This isn’t a list of things you’ll need in your first cook or even items that will help any recipe easier to prepare. Rather, it’s a collection of la Cucina Italian’s beloved, well-worn, even-handed-down items, which can include even the most basic of tools. That isn’t to indicate that these ingredients can only be used in Italian dishes. In fact, their brilliance of them would be that they may be used for a variety of different jobs.
Any sophisticated culinary equipment I have is stored in a box in a friend’s basement which is on the other side of the world, having lived in a fairly nomadic condition for the better part of a decade. I have what I can roll up in dish towels and pack in a suitcase with me. It uses a lot of wooden implements, a Japanese knife, a circular pastry brush, and a Microplane grater, and is as reduced as you can get (Laurie Colwin, a proponent of simple kitchen equipment, would be proud). It now includes fluted pastry cutters purchased at an antique market, a small knife for cutting Parmesan cheese pieces, a hefty, flat meat pounder, and metal tubes for manufacturing cannoli purchased after a trip to Sicily.
When I went to Italy, I was introduced to a variety of instruments that I’d never possessed or used before, and some that I had no idea existed.

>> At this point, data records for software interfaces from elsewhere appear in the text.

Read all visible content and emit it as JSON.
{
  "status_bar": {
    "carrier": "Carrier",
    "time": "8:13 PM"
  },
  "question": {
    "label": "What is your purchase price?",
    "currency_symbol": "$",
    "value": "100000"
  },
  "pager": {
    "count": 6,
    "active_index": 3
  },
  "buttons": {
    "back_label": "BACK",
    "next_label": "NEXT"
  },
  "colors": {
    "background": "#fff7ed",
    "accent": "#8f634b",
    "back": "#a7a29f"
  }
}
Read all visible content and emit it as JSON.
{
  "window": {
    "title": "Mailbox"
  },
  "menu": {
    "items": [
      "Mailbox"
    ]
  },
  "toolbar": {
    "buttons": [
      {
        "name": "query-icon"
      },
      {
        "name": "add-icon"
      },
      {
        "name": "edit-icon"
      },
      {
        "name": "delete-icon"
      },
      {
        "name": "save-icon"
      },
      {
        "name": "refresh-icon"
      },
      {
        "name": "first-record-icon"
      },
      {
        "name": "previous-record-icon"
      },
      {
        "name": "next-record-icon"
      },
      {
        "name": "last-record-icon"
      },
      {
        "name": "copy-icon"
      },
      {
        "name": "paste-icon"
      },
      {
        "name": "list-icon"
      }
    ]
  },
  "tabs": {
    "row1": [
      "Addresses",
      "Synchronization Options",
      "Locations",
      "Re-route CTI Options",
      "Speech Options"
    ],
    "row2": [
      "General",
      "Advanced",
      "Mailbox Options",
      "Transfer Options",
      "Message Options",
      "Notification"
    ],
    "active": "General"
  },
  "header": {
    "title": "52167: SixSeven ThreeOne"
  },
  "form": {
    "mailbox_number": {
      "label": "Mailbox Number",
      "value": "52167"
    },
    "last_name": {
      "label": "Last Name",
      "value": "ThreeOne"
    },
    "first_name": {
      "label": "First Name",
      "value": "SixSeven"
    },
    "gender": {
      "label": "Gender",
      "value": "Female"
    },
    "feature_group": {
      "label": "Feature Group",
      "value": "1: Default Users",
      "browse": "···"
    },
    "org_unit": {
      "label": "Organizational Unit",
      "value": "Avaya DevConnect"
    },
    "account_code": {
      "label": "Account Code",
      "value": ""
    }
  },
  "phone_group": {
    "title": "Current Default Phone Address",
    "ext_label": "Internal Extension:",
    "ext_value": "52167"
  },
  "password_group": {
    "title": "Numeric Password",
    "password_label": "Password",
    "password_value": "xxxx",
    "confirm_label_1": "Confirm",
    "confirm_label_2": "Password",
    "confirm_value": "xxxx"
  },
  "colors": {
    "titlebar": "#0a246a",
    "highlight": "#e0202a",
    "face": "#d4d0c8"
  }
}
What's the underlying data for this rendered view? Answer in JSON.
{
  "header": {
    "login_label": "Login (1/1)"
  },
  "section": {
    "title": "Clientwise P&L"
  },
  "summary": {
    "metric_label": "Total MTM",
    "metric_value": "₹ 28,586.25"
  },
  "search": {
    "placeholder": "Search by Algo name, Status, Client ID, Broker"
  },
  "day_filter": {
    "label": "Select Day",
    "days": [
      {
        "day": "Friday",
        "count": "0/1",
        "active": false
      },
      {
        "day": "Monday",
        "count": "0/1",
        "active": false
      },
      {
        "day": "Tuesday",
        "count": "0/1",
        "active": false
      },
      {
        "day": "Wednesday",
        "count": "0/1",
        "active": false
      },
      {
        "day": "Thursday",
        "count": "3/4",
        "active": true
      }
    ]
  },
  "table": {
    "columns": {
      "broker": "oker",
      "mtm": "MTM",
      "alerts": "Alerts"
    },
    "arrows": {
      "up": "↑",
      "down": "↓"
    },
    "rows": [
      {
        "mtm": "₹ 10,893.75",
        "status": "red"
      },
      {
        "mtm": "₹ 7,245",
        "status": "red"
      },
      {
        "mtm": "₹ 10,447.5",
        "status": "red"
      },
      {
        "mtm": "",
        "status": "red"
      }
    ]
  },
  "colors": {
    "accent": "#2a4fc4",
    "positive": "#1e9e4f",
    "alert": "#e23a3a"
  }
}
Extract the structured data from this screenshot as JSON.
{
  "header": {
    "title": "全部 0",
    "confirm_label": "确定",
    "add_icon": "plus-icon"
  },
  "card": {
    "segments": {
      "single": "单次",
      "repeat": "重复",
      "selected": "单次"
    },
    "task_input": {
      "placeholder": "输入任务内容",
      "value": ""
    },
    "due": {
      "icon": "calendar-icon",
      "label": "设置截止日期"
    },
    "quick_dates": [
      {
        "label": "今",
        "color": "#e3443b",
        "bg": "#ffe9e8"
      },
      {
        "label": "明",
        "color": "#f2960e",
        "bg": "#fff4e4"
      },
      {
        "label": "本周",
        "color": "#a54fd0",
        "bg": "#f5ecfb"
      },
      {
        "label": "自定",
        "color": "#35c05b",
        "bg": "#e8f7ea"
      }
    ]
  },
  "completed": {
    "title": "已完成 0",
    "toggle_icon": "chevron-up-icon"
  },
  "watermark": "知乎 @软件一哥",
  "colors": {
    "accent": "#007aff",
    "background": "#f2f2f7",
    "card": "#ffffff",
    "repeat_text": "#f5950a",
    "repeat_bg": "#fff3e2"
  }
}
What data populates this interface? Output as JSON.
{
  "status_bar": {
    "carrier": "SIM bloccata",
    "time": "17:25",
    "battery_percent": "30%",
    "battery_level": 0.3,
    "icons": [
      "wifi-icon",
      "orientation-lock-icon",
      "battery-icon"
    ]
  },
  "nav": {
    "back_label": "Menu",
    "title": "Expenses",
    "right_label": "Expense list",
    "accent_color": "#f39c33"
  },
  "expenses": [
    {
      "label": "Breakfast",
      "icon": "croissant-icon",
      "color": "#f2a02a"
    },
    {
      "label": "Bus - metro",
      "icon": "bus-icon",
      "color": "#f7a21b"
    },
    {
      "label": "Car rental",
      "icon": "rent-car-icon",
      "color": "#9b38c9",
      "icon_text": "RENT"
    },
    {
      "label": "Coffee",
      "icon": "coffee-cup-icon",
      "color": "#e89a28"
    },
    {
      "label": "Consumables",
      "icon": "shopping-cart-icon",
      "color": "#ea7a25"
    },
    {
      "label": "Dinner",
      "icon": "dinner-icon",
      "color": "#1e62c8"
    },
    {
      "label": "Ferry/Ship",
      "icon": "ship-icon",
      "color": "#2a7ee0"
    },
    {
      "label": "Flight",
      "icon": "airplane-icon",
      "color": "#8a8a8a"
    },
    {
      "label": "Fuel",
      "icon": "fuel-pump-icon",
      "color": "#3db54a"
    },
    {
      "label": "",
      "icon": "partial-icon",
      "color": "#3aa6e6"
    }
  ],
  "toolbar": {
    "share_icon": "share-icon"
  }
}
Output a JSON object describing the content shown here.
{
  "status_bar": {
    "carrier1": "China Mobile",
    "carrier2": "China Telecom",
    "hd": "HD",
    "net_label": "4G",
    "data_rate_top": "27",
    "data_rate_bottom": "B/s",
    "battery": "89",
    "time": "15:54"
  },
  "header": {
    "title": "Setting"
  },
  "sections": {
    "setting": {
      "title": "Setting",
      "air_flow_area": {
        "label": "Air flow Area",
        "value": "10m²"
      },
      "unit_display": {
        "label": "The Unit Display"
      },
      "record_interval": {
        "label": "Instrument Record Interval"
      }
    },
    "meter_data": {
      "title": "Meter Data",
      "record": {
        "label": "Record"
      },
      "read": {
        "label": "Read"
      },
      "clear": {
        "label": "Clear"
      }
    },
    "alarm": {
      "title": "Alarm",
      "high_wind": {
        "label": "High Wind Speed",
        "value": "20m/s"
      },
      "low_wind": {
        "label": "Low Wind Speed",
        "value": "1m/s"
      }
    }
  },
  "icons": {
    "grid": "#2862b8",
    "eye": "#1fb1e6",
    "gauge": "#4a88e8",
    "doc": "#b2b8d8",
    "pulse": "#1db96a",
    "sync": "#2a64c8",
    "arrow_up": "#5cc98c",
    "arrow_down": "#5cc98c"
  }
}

I’ve grown attached to them now. Take, for example, my partner’s donna’s passaverdura, or food mill. It may appear quaint, but there’s nothing quite like it, owing to the way it separates “the wanted from the unwanted,” as Rachel Roddy, a British food writer based in Rome, puts it, and it’s unrivaled in this regard.
The food mill separates the undesired fish bones and other fragments from the juicy sweetness that is the remainder of the pulp and flavor in the ideal minestra di Pesce, or fish soup. While I believe it was created solely for the purpose of puréeing tomatoes for passata, I use it for everything from sauce to mashed potatoes (since Italian kitchens lack potato mashers) to fruits for jam.
When I inquired around, I discovered that others had a lot of favorites as well. Elizabeth Minchilli, a gastronome and long-time Rome resident, reacted immediately: her mezzaluna, which she uses to precisely cut onions and herbs. Its “half-moon” shape makes it ideal for finely cutting just about anything; one of my friends uses it to make tabbouleh. It’s also fantastic in sauces. The mezzaluna, in my opinion, is an ancestor of the stick blender. If you need to create pesto or salsa green during a blackout, the mezzaluna (similar to a mortar and pestle) can suffice.
Valeria Necchio, a Venetian culinary writer, claims her favorite kitchen tool is a simple wooden spoon with a hole in it. I also have a fondness for wooden spoons, especially the flat, square ones, and have a collection of them in various sizes and forms. Valeria uses hers only for risotto stirring. (It’s also known as a girariso, or “rice rotator,” since the huge hole in the spoon allows the rice to easily flow through it in the reverse way that you drag the spoon in, improving the effectiveness of stirring and thereby assisting in the creation of creamy risotto.) It’s the logo for Maizena, a popular cornstarch brand in Italy, where it’s also the preferred device for folding airy mixtures (like sponge cake batter) and making pastry cream.